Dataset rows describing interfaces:
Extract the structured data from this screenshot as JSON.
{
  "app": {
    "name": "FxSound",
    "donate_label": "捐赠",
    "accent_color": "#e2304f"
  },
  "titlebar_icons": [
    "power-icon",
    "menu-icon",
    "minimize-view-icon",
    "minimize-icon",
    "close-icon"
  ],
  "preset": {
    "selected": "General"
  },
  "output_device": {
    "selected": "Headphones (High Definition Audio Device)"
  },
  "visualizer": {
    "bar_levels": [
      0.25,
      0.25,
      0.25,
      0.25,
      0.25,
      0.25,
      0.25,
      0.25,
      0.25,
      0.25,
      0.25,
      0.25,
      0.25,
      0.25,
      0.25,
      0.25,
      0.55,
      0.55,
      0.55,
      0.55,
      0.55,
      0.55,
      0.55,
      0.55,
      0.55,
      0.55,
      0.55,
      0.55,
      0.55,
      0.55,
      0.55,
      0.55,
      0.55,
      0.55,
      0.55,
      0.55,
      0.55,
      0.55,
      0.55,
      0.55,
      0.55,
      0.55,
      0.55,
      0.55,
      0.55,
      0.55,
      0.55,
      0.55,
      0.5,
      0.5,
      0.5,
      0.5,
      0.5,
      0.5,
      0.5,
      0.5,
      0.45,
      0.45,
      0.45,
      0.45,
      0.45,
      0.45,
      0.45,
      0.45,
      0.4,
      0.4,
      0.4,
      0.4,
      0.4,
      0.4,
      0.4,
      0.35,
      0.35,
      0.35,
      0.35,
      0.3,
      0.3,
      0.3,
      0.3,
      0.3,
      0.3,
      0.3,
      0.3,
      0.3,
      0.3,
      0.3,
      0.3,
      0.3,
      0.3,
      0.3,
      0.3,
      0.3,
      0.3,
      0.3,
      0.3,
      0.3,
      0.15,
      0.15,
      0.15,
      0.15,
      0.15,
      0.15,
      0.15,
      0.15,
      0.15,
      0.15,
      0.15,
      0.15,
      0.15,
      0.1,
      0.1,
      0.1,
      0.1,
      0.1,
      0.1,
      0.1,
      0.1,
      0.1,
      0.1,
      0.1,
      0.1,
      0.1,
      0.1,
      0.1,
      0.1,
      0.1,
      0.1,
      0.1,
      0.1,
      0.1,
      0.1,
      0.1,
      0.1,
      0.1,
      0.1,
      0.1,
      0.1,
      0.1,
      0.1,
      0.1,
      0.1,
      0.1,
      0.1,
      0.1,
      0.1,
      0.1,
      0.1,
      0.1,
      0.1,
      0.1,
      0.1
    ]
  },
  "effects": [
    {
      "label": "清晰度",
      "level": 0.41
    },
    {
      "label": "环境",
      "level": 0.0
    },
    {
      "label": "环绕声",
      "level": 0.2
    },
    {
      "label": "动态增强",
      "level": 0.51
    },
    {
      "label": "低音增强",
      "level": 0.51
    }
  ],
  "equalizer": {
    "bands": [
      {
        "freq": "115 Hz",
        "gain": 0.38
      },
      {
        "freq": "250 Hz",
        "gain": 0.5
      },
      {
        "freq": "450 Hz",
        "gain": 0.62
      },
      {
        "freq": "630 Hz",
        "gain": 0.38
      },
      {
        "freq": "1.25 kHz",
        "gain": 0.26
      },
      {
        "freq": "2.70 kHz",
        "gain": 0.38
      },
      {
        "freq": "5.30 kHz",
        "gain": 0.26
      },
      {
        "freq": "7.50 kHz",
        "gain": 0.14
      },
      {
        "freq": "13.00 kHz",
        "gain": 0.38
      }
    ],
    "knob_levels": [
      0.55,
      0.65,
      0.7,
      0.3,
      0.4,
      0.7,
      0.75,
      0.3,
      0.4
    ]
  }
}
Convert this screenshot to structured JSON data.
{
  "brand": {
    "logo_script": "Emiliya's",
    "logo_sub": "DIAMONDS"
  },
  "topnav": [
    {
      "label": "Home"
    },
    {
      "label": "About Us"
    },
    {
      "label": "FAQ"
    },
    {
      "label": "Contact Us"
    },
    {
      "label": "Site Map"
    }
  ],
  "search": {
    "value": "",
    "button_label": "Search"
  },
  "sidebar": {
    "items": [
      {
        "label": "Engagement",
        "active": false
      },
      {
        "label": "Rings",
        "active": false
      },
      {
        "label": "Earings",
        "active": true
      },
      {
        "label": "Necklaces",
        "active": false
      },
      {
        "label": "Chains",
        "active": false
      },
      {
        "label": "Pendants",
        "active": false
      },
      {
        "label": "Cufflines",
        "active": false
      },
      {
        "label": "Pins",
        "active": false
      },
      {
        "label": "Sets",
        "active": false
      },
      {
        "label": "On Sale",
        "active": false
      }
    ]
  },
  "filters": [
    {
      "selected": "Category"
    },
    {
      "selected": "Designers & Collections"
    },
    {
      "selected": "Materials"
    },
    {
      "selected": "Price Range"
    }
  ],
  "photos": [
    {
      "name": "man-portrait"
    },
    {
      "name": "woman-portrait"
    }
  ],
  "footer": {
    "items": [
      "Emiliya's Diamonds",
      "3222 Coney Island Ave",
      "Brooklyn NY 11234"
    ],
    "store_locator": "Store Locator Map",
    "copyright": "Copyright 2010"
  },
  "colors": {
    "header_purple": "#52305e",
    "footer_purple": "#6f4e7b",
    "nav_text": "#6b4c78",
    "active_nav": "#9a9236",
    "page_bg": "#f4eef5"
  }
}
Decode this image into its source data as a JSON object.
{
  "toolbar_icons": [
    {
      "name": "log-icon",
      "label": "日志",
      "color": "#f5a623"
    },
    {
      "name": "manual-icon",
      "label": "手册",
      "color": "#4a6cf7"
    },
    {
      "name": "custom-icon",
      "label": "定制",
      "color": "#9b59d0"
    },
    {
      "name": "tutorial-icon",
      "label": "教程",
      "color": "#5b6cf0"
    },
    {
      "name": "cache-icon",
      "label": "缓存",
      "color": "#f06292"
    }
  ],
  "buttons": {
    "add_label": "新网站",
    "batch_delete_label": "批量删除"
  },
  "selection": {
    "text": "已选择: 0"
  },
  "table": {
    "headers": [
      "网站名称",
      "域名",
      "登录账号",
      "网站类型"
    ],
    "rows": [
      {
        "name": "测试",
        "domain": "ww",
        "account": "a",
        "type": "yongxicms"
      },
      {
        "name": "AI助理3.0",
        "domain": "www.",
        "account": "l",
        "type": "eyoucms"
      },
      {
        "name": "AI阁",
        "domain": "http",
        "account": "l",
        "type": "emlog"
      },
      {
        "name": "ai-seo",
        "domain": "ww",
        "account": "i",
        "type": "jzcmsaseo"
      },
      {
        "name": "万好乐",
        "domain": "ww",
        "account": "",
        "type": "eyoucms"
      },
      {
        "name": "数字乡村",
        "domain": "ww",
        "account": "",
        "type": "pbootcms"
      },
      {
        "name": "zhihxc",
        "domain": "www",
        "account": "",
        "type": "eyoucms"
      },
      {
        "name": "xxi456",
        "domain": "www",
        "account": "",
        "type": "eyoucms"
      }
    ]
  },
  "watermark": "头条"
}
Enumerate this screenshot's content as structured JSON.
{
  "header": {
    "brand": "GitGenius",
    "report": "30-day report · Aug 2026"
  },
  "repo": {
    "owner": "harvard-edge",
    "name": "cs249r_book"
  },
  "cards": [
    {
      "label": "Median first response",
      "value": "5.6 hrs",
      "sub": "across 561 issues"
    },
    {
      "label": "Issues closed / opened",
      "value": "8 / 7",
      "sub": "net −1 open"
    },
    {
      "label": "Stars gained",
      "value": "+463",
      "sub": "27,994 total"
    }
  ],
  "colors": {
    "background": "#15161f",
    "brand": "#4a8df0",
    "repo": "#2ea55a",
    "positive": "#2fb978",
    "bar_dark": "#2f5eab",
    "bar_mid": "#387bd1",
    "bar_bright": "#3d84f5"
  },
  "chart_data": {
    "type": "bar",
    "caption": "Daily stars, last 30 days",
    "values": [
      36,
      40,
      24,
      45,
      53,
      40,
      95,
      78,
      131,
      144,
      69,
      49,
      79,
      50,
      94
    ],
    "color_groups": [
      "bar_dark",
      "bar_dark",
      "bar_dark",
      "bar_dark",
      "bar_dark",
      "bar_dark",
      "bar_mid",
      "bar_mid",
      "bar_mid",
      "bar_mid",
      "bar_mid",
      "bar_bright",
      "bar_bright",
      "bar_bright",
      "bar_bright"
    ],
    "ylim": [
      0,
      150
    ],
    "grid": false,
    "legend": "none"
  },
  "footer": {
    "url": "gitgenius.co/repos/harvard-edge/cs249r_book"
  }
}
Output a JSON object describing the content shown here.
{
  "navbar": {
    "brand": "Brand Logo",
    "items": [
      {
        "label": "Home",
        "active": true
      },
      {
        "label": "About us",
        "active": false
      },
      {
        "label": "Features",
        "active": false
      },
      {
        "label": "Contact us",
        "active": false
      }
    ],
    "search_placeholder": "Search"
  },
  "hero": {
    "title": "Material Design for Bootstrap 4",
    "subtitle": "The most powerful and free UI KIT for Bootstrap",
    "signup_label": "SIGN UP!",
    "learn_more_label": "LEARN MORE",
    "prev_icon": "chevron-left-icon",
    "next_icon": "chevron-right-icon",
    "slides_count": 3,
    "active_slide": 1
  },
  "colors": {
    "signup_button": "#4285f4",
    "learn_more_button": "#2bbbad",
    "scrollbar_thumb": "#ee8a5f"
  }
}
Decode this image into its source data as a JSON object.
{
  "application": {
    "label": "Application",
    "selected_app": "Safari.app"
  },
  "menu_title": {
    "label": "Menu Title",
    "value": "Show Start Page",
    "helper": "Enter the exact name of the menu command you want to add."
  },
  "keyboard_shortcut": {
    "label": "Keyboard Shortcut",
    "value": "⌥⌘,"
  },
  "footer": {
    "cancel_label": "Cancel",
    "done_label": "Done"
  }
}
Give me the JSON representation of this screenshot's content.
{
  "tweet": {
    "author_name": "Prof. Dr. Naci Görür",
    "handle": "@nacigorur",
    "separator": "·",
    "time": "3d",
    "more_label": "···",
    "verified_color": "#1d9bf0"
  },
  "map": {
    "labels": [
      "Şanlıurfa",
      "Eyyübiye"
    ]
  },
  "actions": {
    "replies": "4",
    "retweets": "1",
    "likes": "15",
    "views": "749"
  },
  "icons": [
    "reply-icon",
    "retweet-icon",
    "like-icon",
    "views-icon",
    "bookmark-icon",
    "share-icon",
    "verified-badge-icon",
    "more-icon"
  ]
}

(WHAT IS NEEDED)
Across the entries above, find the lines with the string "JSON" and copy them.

(EXERCISE SOLUTION)
Extract the structured data from this screenshot as JSON.
Convert this screenshot to structured JSON data.
Decode this image into its source data as a JSON object.
Enumerate this screenshot's content as structured JSON.
Output a JSON object describing the content shown here.
Decode this image into its source data as a JSON object.
Give me the JSON representation of this screenshot's content.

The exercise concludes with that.